* _Requirement_
Would you repeat the whole listing exactly, pictures excluded?

* _Provided entries_
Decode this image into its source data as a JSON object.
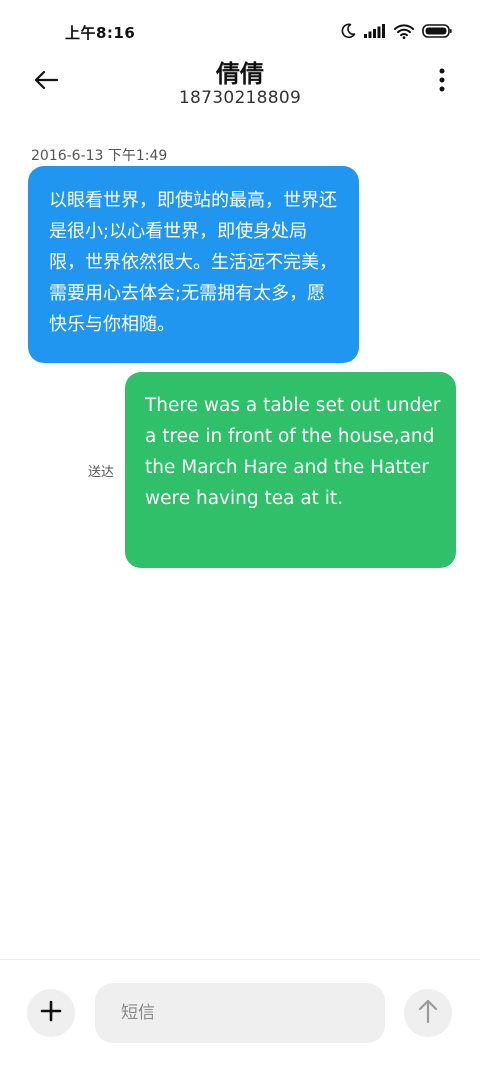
{
  "status_bar": {
    "time": "上午8:16",
    "icons": [
      "moon-icon",
      "signal-icon",
      "wifi-icon",
      "battery-icon"
    ]
  },
  "header": {
    "back_icon": "arrow-left-icon",
    "contact_name": "倩倩",
    "contact_number": "18730218809",
    "more_icon": "vertical-dots-icon"
  },
  "conversation": {
    "timestamp": "2016-6-13 下午1:49",
    "messages": [
      {
        "direction": "incoming",
        "text": "以眼看世界，即使站的最高，世界还是很小;以心看世界，即使身处局限，世界依然很大。生活远不完美，需要用心去体会;无需拥有太多，愿快乐与你相随。",
        "color": "#2196f0"
      },
      {
        "direction": "outgoing",
        "text": "There was a table set out under a tree in front of the house,and the March Hare and the Hatter were having tea at it.",
        "status": "送达",
        "color": "#30c06a"
      }
    ]
  },
  "compose": {
    "add_icon": "plus-icon",
    "placeholder": "短信",
    "value": "",
    "send_icon": "arrow-up-icon"
  }
}
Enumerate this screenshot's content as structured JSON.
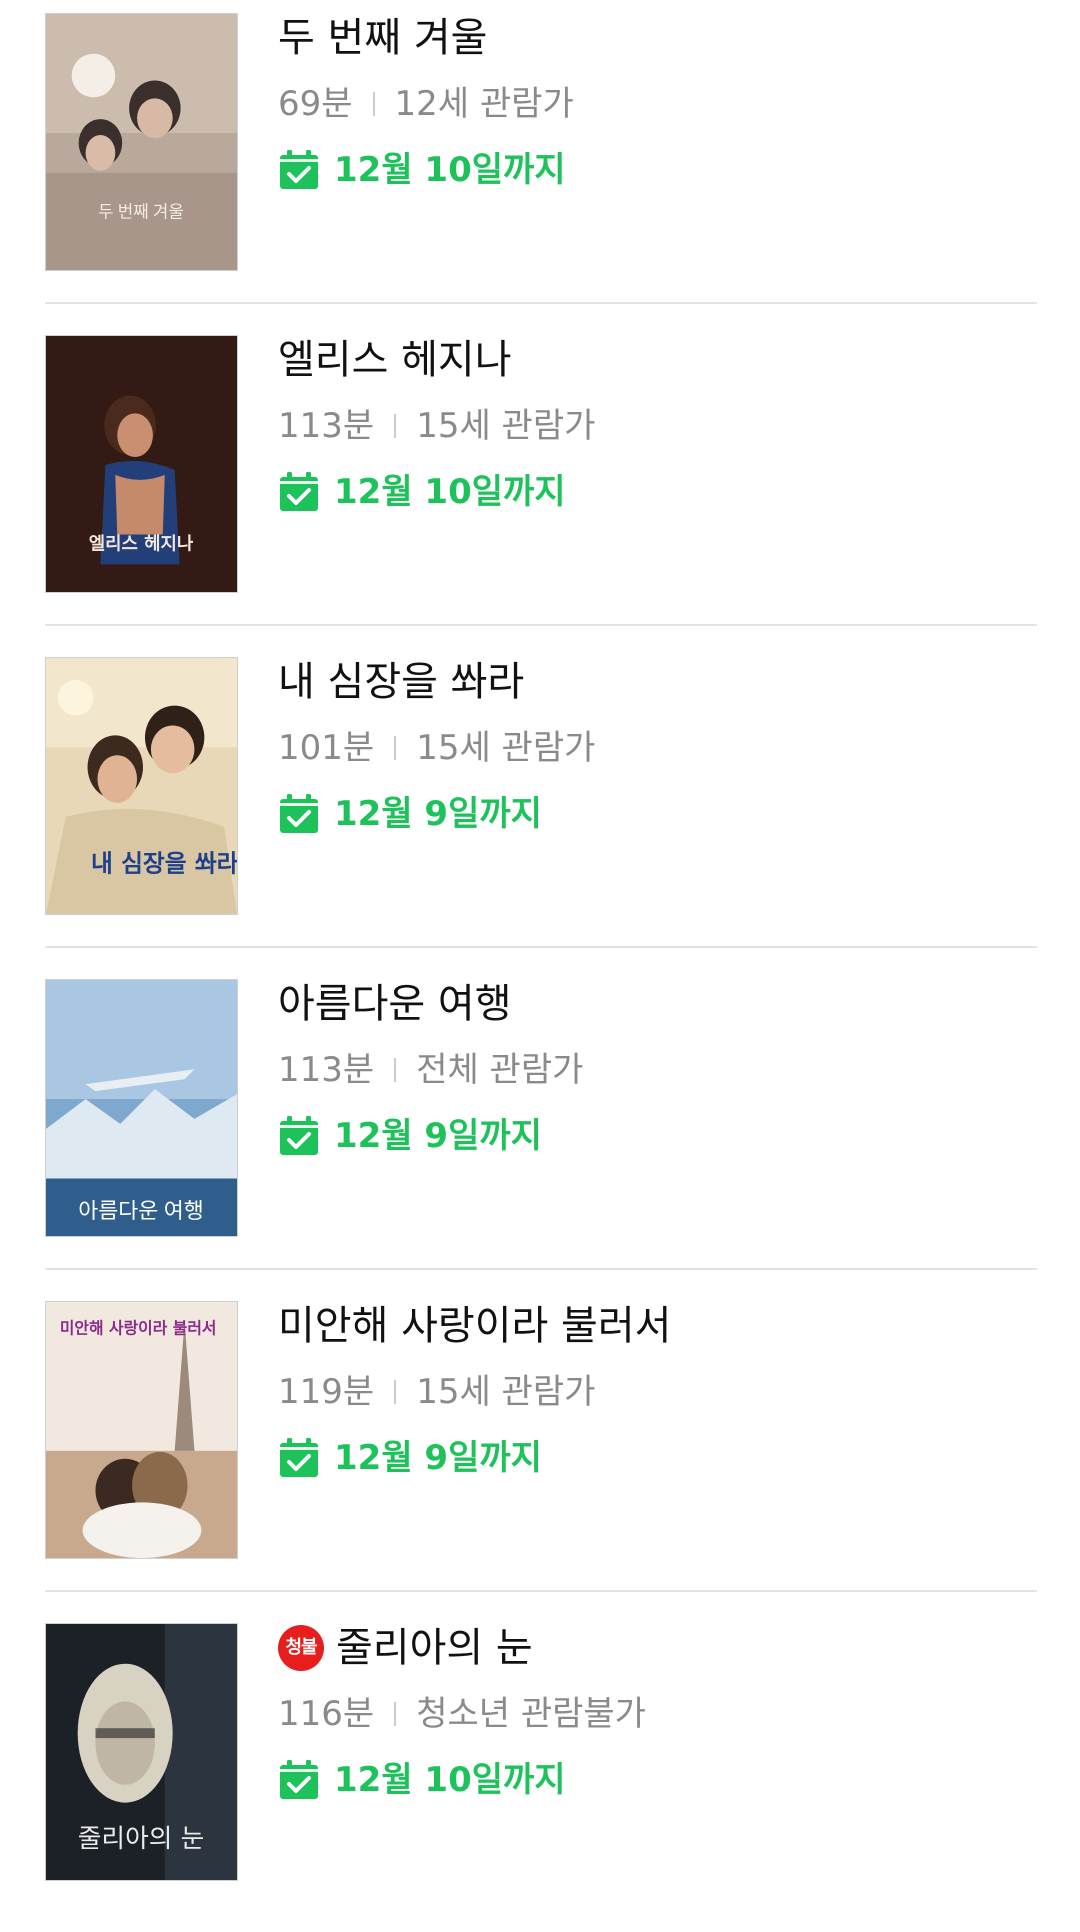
{
  "colors": {
    "accent_green": "#1ec25a",
    "meta_gray": "#8a8a8a",
    "badge_red": "#e61e1e",
    "divider": "#e4e4e4"
  },
  "icons": {
    "availability": "calendar-check-icon"
  },
  "movies": [
    {
      "title": "두 번째 겨울",
      "runtime": "69분",
      "rating": "12세 관람가",
      "available_until": "12월 10일까지",
      "poster_text": "두 번째 겨울"
    },
    {
      "title": "엘리스 헤지나",
      "runtime": "113분",
      "rating": "15세 관람가",
      "available_until": "12월 10일까지",
      "poster_text": "엘리스 헤지나"
    },
    {
      "title": "내 심장을 쏴라",
      "runtime": "101분",
      "rating": "15세 관람가",
      "available_until": "12월 9일까지",
      "poster_text": "내 심장을 쏴라"
    },
    {
      "title": "아름다운 여행",
      "runtime": "113분",
      "rating": "전체 관람가",
      "available_until": "12월 9일까지",
      "poster_text": "아름다운 여행"
    },
    {
      "title": "미안해 사랑이라 불러서",
      "runtime": "119분",
      "rating": "15세 관람가",
      "available_until": "12월 9일까지",
      "poster_text": "미안해 사랑이라 불러서"
    },
    {
      "title": "줄리아의 눈",
      "runtime": "116분",
      "rating": "청소년 관람불가",
      "available_until": "12월 10일까지",
      "badge": "청불",
      "poster_text": "줄리아의 눈"
    }
  ]
}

* _Task answer_
Decode this image into its source data as a JSON object.
{
  "status_bar": {
    "time": "上午8:16",
    "icons": [
      "moon-icon",
      "signal-icon",
      "wifi-icon",
      "battery-icon"
    ]
  },
  "header": {
    "back_icon": "arrow-left-icon",
    "contact_name": "倩倩",
    "contact_number": "18730218809",
    "more_icon": "vertical-dots-icon"
  },
  "conversation": {
    "timestamp": "2016-6-13 下午1:49",
    "messages": [
      {
        "direction": "incoming",
        "text": "以眼看世界，即使站的最高，世界还是很小;以心看世界，即使身处局限，世界依然很大。生活远不完美，需要用心去体会;无需拥有太多，愿快乐与你相随。",
        "color": "#2196f0"
      },
      {
        "direction": "outgoing",
        "text": "There was a table set out under a tree in front of the house,and the March Hare and the Hatter were having tea at it.",
        "status": "送达",
        "color": "#30c06a"
      }
    ]
  },
  "compose": {
    "add_icon": "plus-icon",
    "placeholder": "短信",
    "value": "",
    "send_icon": "arrow-up-icon"
  }
}
Enumerate this screenshot's content as structured JSON.
{
  "colors": {
    "accent_green": "#1ec25a",
    "meta_gray": "#8a8a8a",
    "badge_red": "#e61e1e",
    "divider": "#e4e4e4"
  },
  "icons": {
    "availability": "calendar-check-icon"
  },
  "movies": [
    {
      "title": "두 번째 겨울",
      "runtime": "69분",
      "rating": "12세 관람가",
      "available_until": "12월 10일까지",
      "poster_text": "두 번째 겨울"
    },
    {
      "title": "엘리스 헤지나",
      "runtime": "113분",
      "rating": "15세 관람가",
      "available_until": "12월 10일까지",
      "poster_text": "엘리스 헤지나"
    },
    {
      "title": "내 심장을 쏴라",
      "runtime": "101분",
      "rating": "15세 관람가",
      "available_until": "12월 9일까지",
      "poster_text": "내 심장을 쏴라"
    },
    {
      "title": "아름다운 여행",
      "runtime": "113분",
      "rating": "전체 관람가",
      "available_until": "12월 9일까지",
      "poster_text": "아름다운 여행"
    },
    {
      "title": "미안해 사랑이라 불러서",
      "runtime": "119분",
      "rating": "15세 관람가",
      "available_until": "12월 9일까지",
      "poster_text": "미안해 사랑이라 불러서"
    },
    {
      "title": "줄리아의 눈",
      "runtime": "116분",
      "rating": "청소년 관람불가",
      "available_until": "12월 10일까지",
      "badge": "청불",
      "poster_text": "줄리아의 눈"
    }
  ]
}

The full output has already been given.